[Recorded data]

*****

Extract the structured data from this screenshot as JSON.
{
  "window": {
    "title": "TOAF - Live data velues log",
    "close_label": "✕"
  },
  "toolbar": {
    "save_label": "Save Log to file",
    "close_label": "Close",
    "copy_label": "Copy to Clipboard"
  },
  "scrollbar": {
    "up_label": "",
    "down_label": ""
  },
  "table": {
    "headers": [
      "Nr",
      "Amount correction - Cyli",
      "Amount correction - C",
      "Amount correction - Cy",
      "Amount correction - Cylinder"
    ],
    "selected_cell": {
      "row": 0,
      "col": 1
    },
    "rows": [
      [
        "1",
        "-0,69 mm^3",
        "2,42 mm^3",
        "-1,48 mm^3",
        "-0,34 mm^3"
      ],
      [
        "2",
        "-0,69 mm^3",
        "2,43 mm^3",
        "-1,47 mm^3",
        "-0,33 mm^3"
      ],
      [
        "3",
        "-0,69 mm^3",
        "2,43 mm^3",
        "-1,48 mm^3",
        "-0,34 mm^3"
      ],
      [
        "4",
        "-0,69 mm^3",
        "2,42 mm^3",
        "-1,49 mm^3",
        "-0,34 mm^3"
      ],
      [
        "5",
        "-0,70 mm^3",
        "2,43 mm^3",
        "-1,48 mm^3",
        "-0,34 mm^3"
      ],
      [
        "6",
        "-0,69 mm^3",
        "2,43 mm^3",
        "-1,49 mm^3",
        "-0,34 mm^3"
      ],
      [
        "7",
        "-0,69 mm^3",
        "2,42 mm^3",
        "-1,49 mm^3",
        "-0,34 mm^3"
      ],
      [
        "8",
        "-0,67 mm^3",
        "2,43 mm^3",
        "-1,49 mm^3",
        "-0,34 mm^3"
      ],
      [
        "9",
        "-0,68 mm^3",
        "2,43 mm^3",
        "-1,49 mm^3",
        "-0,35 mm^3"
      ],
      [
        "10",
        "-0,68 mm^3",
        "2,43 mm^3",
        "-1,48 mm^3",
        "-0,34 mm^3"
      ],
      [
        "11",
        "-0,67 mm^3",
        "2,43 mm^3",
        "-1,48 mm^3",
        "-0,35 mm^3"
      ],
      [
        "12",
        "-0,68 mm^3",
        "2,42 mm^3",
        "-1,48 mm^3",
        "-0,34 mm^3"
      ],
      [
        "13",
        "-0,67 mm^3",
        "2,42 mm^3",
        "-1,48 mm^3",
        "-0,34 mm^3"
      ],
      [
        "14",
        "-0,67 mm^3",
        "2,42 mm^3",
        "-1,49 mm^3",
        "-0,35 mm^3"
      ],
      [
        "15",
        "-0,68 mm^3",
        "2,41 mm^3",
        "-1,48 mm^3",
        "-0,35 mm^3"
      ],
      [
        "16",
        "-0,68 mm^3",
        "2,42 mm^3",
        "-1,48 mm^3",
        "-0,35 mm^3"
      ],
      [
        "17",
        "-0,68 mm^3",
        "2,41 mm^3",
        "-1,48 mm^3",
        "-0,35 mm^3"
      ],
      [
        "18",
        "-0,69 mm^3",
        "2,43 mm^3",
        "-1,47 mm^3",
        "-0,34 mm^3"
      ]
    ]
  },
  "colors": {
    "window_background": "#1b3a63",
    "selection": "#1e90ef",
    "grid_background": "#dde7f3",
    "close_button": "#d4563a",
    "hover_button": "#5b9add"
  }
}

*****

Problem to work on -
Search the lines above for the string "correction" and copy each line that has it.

Solution to this problem -
      "Amount correction - Cyli",
      "Amount correction - C",
      "Amount correction - Cy",
      "Amount correction - Cylinder"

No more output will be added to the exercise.